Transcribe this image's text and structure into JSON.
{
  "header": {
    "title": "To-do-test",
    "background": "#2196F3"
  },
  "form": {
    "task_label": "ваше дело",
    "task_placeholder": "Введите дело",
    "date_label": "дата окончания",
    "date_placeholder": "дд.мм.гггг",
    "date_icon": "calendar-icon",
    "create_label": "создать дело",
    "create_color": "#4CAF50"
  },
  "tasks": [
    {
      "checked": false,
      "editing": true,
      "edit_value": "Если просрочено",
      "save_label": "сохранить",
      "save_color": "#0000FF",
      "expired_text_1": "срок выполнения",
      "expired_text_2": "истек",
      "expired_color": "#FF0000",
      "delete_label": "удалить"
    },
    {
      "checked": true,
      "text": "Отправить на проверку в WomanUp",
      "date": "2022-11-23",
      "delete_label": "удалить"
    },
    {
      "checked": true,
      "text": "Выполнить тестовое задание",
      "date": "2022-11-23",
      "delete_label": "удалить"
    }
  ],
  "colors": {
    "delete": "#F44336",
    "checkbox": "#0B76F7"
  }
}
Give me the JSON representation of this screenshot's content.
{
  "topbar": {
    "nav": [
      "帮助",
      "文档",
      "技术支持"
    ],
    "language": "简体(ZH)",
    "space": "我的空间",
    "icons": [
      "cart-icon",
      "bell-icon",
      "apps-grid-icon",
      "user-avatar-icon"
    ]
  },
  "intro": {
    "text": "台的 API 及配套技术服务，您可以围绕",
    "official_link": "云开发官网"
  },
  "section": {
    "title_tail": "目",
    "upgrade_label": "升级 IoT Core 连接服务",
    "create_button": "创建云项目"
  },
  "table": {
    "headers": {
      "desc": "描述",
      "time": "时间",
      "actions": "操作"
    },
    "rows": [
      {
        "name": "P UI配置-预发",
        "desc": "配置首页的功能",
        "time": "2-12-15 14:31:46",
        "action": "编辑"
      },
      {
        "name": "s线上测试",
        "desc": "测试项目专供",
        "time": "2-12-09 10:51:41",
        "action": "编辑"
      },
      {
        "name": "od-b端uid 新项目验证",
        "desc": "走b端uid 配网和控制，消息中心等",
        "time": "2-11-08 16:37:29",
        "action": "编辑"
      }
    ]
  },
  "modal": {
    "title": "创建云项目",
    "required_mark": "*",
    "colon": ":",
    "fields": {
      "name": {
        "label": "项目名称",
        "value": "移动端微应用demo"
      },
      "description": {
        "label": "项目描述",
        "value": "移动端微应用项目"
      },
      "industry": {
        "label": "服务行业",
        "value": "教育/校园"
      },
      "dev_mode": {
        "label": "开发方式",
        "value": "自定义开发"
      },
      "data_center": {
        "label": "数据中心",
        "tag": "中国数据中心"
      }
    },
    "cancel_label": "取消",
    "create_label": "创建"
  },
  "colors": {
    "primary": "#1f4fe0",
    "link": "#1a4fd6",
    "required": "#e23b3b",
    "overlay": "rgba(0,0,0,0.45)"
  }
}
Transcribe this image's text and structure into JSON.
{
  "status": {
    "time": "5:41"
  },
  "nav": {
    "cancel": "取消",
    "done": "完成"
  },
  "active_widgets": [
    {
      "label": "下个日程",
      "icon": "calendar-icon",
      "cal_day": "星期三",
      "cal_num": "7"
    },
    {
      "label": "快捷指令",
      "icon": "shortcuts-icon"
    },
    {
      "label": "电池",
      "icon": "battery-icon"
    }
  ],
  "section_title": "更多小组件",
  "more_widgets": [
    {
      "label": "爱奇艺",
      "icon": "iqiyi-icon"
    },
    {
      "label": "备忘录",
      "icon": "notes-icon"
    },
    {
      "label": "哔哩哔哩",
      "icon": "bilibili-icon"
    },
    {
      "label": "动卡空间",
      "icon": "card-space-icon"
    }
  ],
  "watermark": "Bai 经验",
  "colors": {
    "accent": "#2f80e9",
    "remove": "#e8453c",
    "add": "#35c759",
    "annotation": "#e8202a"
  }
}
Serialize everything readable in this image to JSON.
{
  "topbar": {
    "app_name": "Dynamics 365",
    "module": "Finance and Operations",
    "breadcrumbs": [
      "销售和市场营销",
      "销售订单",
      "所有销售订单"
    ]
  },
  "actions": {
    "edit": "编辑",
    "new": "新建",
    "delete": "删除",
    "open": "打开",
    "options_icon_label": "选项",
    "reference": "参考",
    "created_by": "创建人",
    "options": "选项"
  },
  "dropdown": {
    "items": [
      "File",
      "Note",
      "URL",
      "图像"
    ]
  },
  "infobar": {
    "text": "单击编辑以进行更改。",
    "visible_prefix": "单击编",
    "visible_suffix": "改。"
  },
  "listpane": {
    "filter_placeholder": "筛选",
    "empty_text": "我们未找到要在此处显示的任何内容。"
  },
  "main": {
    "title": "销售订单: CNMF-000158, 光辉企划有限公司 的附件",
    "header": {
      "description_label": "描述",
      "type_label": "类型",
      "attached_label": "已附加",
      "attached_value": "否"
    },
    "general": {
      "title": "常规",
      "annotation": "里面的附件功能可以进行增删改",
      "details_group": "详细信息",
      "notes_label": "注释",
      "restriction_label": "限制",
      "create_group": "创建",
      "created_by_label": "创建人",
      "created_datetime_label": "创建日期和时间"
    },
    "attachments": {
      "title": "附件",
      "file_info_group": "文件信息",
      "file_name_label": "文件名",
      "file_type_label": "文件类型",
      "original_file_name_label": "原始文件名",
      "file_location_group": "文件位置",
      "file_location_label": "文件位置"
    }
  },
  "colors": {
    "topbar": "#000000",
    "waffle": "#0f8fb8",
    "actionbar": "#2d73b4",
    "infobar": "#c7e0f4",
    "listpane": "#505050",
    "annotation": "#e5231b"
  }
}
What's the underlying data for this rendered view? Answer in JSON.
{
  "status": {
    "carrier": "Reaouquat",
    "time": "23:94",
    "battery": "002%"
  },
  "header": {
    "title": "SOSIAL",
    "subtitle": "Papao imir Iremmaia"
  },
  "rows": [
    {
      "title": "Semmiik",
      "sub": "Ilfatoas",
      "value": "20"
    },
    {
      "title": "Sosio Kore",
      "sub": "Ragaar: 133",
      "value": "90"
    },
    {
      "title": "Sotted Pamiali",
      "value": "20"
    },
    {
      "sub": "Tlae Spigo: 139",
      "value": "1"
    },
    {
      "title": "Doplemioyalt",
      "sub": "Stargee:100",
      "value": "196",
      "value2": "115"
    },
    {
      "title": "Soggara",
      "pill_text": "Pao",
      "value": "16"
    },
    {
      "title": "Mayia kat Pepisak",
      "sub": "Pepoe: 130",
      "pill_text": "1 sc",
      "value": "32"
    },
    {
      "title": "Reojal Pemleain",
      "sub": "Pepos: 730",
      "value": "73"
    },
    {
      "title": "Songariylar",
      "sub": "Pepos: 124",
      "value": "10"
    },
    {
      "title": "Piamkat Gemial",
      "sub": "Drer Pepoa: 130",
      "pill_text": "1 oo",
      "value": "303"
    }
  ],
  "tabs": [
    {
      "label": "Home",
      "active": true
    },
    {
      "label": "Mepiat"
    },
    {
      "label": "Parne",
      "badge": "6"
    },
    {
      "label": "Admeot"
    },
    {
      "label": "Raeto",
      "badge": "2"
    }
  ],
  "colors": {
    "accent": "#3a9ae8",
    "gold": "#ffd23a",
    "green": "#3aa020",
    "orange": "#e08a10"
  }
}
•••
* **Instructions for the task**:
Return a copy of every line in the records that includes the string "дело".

* **Response**:
    "task_label": "ваше дело",
    "task_placeholder": "Введите дело",
    "create_label": "создать дело",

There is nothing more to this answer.